Work request: The whole listing, except its pictures, is to be repeated exactly.

Source data:
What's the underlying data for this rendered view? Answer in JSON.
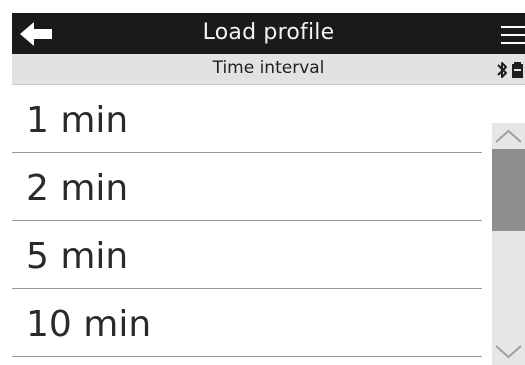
{
  "header": {
    "title": "Load profile",
    "back_icon": "arrow-left-icon",
    "menu_icon": "hamburger-menu-icon"
  },
  "subheader": {
    "title": "Time interval",
    "status_icons": [
      "bluetooth-icon",
      "battery-icon"
    ]
  },
  "list": {
    "items": [
      {
        "label": "1 min"
      },
      {
        "label": "2 min"
      },
      {
        "label": "5 min"
      },
      {
        "label": "10 min"
      }
    ]
  },
  "scrollbar": {
    "up_icon": "chevron-up-icon",
    "down_icon": "chevron-down-icon",
    "thumb_fraction": 0.34,
    "position_fraction": 0.0
  },
  "colors": {
    "header_bg": "#1a1a1a",
    "subheader_bg": "#e2e2e2",
    "text": "#2a2a2a",
    "divider": "#9a9a9a",
    "scroll_track": "#e6e6e6",
    "scroll_thumb": "#8e8e8e"
  }
}
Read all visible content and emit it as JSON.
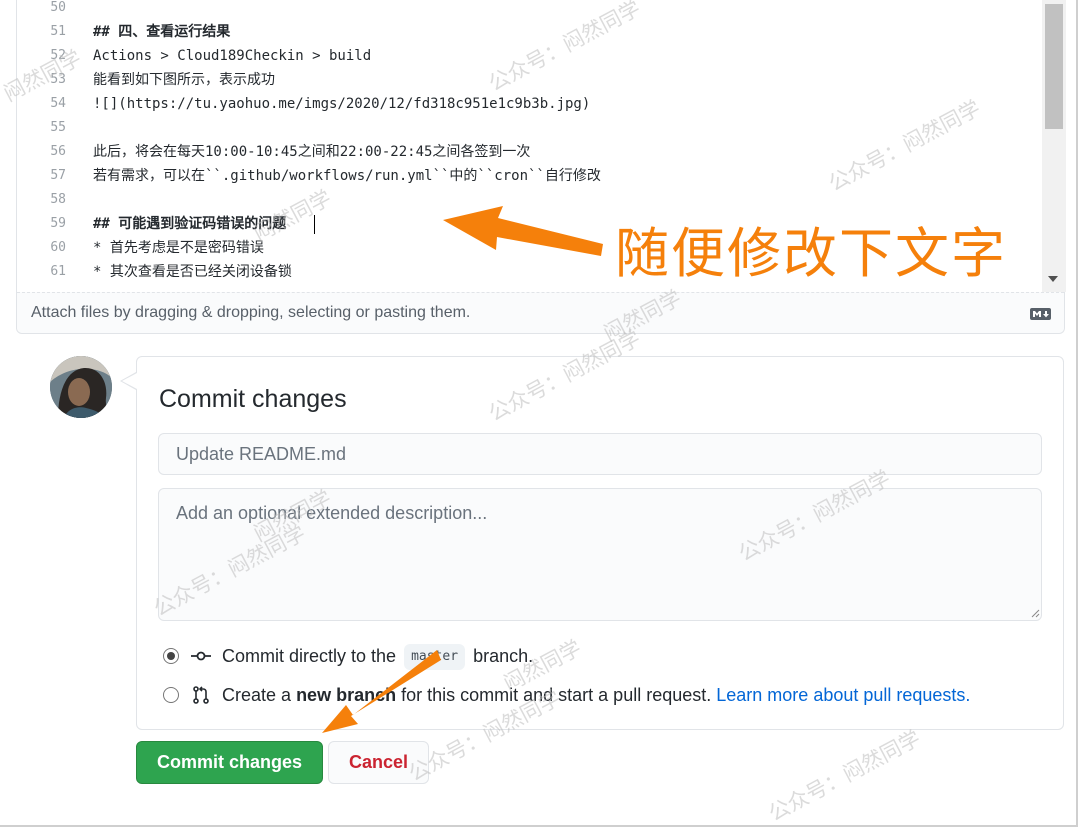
{
  "editor": {
    "lines": [
      {
        "n": "50",
        "text": "",
        "heading": false
      },
      {
        "n": "51",
        "text": "## 四、查看运行结果",
        "heading": true
      },
      {
        "n": "52",
        "text": "Actions > Cloud189Checkin > build",
        "heading": false
      },
      {
        "n": "53",
        "text": "能看到如下图所示，表示成功",
        "heading": false
      },
      {
        "n": "54",
        "text": "![](https://tu.yaohuo.me/imgs/2020/12/fd318c951e1c9b3b.jpg)",
        "heading": false
      },
      {
        "n": "55",
        "text": "",
        "heading": false
      },
      {
        "n": "56",
        "text": "此后，将会在每天10:00-10:45之间和22:00-22:45之间各签到一次",
        "heading": false
      },
      {
        "n": "57",
        "text": "若有需求，可以在``.github/workflows/run.yml``中的``cron``自行修改",
        "heading": false
      },
      {
        "n": "58",
        "text": "",
        "heading": false
      },
      {
        "n": "59",
        "text": "## 可能遇到验证码错误的问题",
        "heading": true
      },
      {
        "n": "60",
        "text": "* 首先考虑是不是密码错误",
        "heading": false
      },
      {
        "n": "61",
        "text": "* 其次查看是否已经关闭设备锁",
        "heading": false
      }
    ],
    "attach_hint": "Attach files by dragging & dropping, selecting or pasting them.",
    "markdown_icon": "markdown-icon"
  },
  "annotation": {
    "text": "随便修改下文字",
    "color": "#f5800b"
  },
  "commit": {
    "title": "Commit changes",
    "summary_placeholder": "Update README.md",
    "description_placeholder": "Add an optional extended description...",
    "option_direct": {
      "prefix": "Commit directly to the",
      "branch": "master",
      "suffix": "branch.",
      "checked": true,
      "icon": "git-commit-icon"
    },
    "option_new": {
      "prefix": "Create a",
      "bold": "new branch",
      "suffix": "for this commit and start a pull request.",
      "link": "Learn more about pull requests.",
      "checked": false,
      "icon": "git-pull-request-icon"
    },
    "submit_label": "Commit changes",
    "cancel_label": "Cancel"
  },
  "watermark": {
    "text": "公众号：闷然同学",
    "short": "闷然同学"
  },
  "colors": {
    "primary_button": "#2ea44f",
    "cancel_text": "#cb2431",
    "link": "#0366d6"
  }
}
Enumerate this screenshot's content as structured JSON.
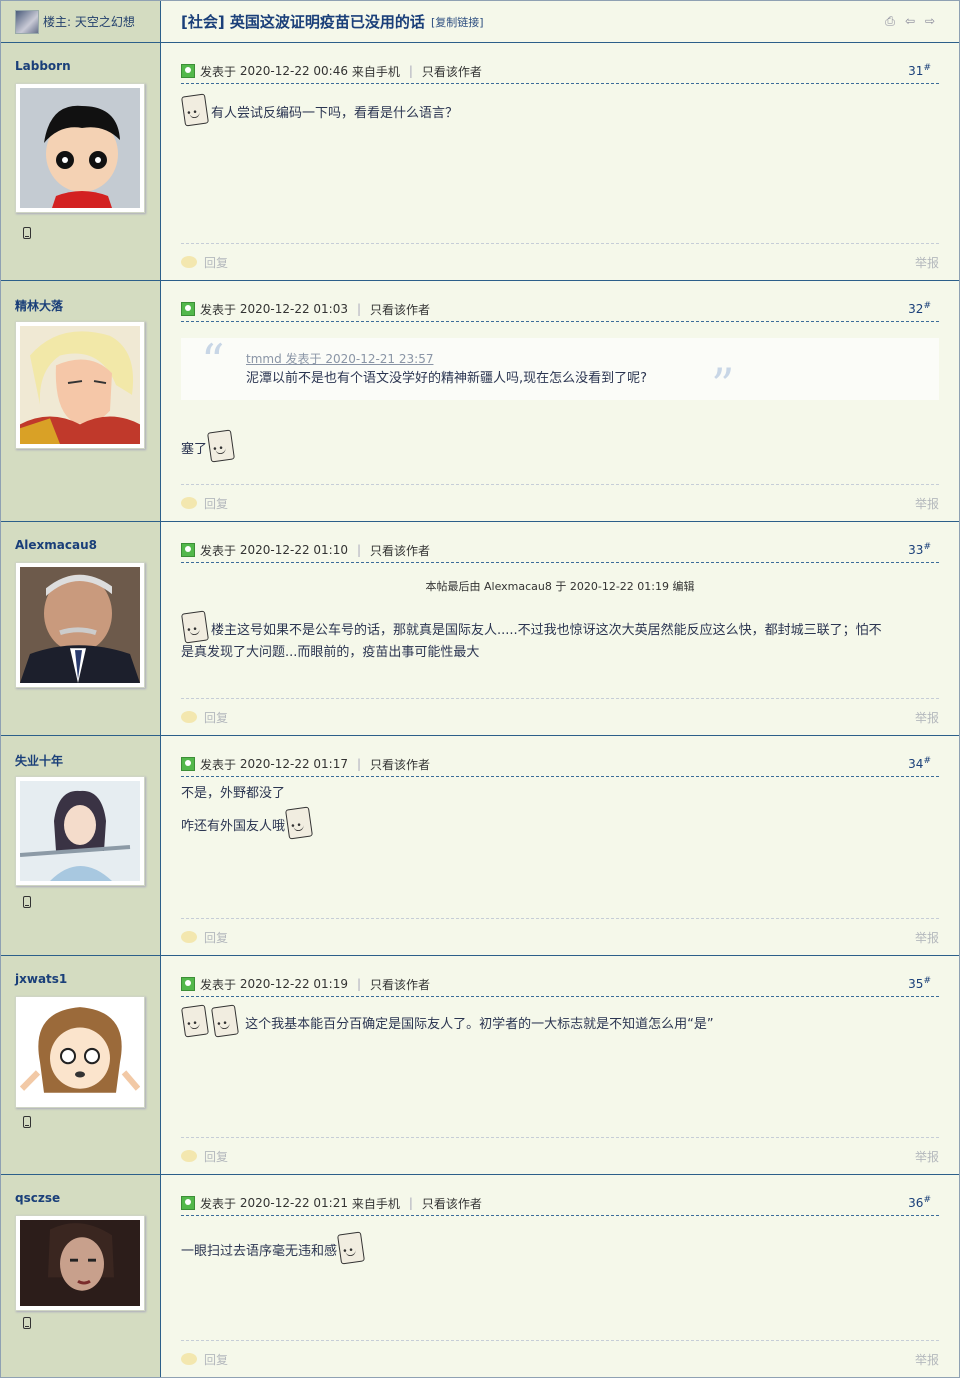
{
  "header": {
    "op_label": "楼主: 天空之幻想",
    "title": "[社会] 英国这波证明疫苗已没用的话",
    "copy_link": "[复制链接]"
  },
  "common": {
    "posted_prefix": "发表于",
    "only_author": "只看该作者",
    "reply": "回复",
    "report": "举报",
    "from_mobile": "来自手机"
  },
  "posts": [
    {
      "username": "Labborn",
      "time": "2020-12-22 00:46",
      "mobile": true,
      "floor": "31",
      "content": [
        "有人尝试反编码一下吗，看看是什么语言？"
      ]
    },
    {
      "username": "精林大落",
      "time": "2020-12-22 01:03",
      "mobile": false,
      "floor": "32",
      "quote_head": "tmmd 发表于 2020-12-21 23:57",
      "quote_body": "泥潭以前不是也有个语文没学好的精神新疆人吗,现在怎么没看到了呢?",
      "content": [
        "塞了"
      ]
    },
    {
      "username": "Alexmacau8",
      "time": "2020-12-22 01:10",
      "mobile": false,
      "floor": "33",
      "edit_note": "本帖最后由 Alexmacau8 于 2020-12-22 01:19 编辑",
      "content": [
        "楼主这号如果不是公车号的话，那就真是国际友人.....不过我也惊讶这次大英居然能反应这么快，都封城三联了；怕不",
        "是真发现了大问题...而眼前的，疫苗出事可能性最大"
      ]
    },
    {
      "username": "失业十年",
      "time": "2020-12-22 01:17",
      "mobile": false,
      "floor": "34",
      "content": [
        "不是，外野都没了",
        "咋还有外国友人哦"
      ]
    },
    {
      "username": "jxwats1",
      "time": "2020-12-22 01:19",
      "mobile": false,
      "floor": "35",
      "content": [
        "这个我基本能百分百确定是国际友人了。初学者的一大标志就是不知道怎么用“是”"
      ]
    },
    {
      "username": "qsczse",
      "time": "2020-12-22 01:21",
      "mobile": true,
      "floor": "36",
      "content": [
        "一眼扫过去语序毫无违和感"
      ]
    }
  ]
}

Answer space:
What's the underlying data for this rendered view? Answer in JSON.
{
  "header": {
    "title": "Load profile",
    "back_icon": "arrow-left-icon",
    "menu_icon": "hamburger-menu-icon"
  },
  "subheader": {
    "title": "Time interval",
    "status_icons": [
      "bluetooth-icon",
      "battery-icon"
    ]
  },
  "list": {
    "items": [
      {
        "label": "1 min"
      },
      {
        "label": "2 min"
      },
      {
        "label": "5 min"
      },
      {
        "label": "10 min"
      }
    ]
  },
  "scrollbar": {
    "up_icon": "chevron-up-icon",
    "down_icon": "chevron-down-icon",
    "thumb_fraction": 0.34,
    "position_fraction": 0.0
  },
  "colors": {
    "header_bg": "#1a1a1a",
    "subheader_bg": "#e2e2e2",
    "text": "#2a2a2a",
    "divider": "#9a9a9a",
    "scroll_track": "#e6e6e6",
    "scroll_thumb": "#8e8e8e"
  }
}
Read all visible content and emit it as JSON.
{
  "editor": {
    "lines": [
      {
        "n": "50",
        "text": "",
        "heading": false
      },
      {
        "n": "51",
        "text": "## 四、查看运行结果",
        "heading": true
      },
      {
        "n": "52",
        "text": "Actions > Cloud189Checkin > build",
        "heading": false
      },
      {
        "n": "53",
        "text": "能看到如下图所示，表示成功",
        "heading": false
      },
      {
        "n": "54",
        "text": "![](https://tu.yaohuo.me/imgs/2020/12/fd318c951e1c9b3b.jpg)",
        "heading": false
      },
      {
        "n": "55",
        "text": "",
        "heading": false
      },
      {
        "n": "56",
        "text": "此后，将会在每天10:00-10:45之间和22:00-22:45之间各签到一次",
        "heading": false
      },
      {
        "n": "57",
        "text": "若有需求，可以在``.github/workflows/run.yml``中的``cron``自行修改",
        "heading": false
      },
      {
        "n": "58",
        "text": "",
        "heading": false
      },
      {
        "n": "59",
        "text": "## 可能遇到验证码错误的问题",
        "heading": true
      },
      {
        "n": "60",
        "text": "* 首先考虑是不是密码错误",
        "heading": false
      },
      {
        "n": "61",
        "text": "* 其次查看是否已经关闭设备锁",
        "heading": false
      }
    ],
    "attach_hint": "Attach files by dragging & dropping, selecting or pasting them.",
    "markdown_icon": "markdown-icon"
  },
  "annotation": {
    "text": "随便修改下文字",
    "color": "#f5800b"
  },
  "commit": {
    "title": "Commit changes",
    "summary_placeholder": "Update README.md",
    "description_placeholder": "Add an optional extended description...",
    "option_direct": {
      "prefix": "Commit directly to the",
      "branch": "master",
      "suffix": "branch.",
      "checked": true,
      "icon": "git-commit-icon"
    },
    "option_new": {
      "prefix": "Create a",
      "bold": "new branch",
      "suffix": "for this commit and start a pull request.",
      "link": "Learn more about pull requests.",
      "checked": false,
      "icon": "git-pull-request-icon"
    },
    "submit_label": "Commit changes",
    "cancel_label": "Cancel"
  },
  "watermark": {
    "text": "公众号：闷然同学",
    "short": "闷然同学"
  },
  "colors": {
    "primary_button": "#2ea44f",
    "cancel_text": "#cb2431",
    "link": "#0366d6"
  }
}
Enumerate this screenshot's content as structured JSON.
{
  "header": {
    "op_label": "楼主: 天空之幻想",
    "title": "[社会] 英国这波证明疫苗已没用的话",
    "copy_link": "[复制链接]"
  },
  "common": {
    "posted_prefix": "发表于",
    "only_author": "只看该作者",
    "reply": "回复",
    "report": "举报",
    "from_mobile": "来自手机"
  },
  "posts": [
    {
      "username": "Labborn",
      "time": "2020-12-22 00:46",
      "mobile": true,
      "floor": "31",
      "content": [
        "有人尝试反编码一下吗，看看是什么语言？"
      ]
    },
    {
      "username": "精林大落",
      "time": "2020-12-22 01:03",
      "mobile": false,
      "floor": "32",
      "quote_head": "tmmd 发表于 2020-12-21 23:57",
      "quote_body": "泥潭以前不是也有个语文没学好的精神新疆人吗,现在怎么没看到了呢?",
      "content": [
        "塞了"
      ]
    },
    {
      "username": "Alexmacau8",
      "time": "2020-12-22 01:10",
      "mobile": false,
      "floor": "33",
      "edit_note": "本帖最后由 Alexmacau8 于 2020-12-22 01:19 编辑",
      "content": [
        "楼主这号如果不是公车号的话，那就真是国际友人.....不过我也惊讶这次大英居然能反应这么快，都封城三联了；怕不",
        "是真发现了大问题...而眼前的，疫苗出事可能性最大"
      ]
    },
    {
      "username": "失业十年",
      "time": "2020-12-22 01:17",
      "mobile": false,
      "floor": "34",
      "content": [
        "不是，外野都没了",
        "咋还有外国友人哦"
      ]
    },
    {
      "username": "jxwats1",
      "time": "2020-12-22 01:19",
      "mobile": false,
      "floor": "35",
      "content": [
        "这个我基本能百分百确定是国际友人了。初学者的一大标志就是不知道怎么用“是”"
      ]
    },
    {
      "username": "qsczse",
      "time": "2020-12-22 01:21",
      "mobile": true,
      "floor": "36",
      "content": [
        "一眼扫过去语序毫无违和感"
      ]
    }
  ]
}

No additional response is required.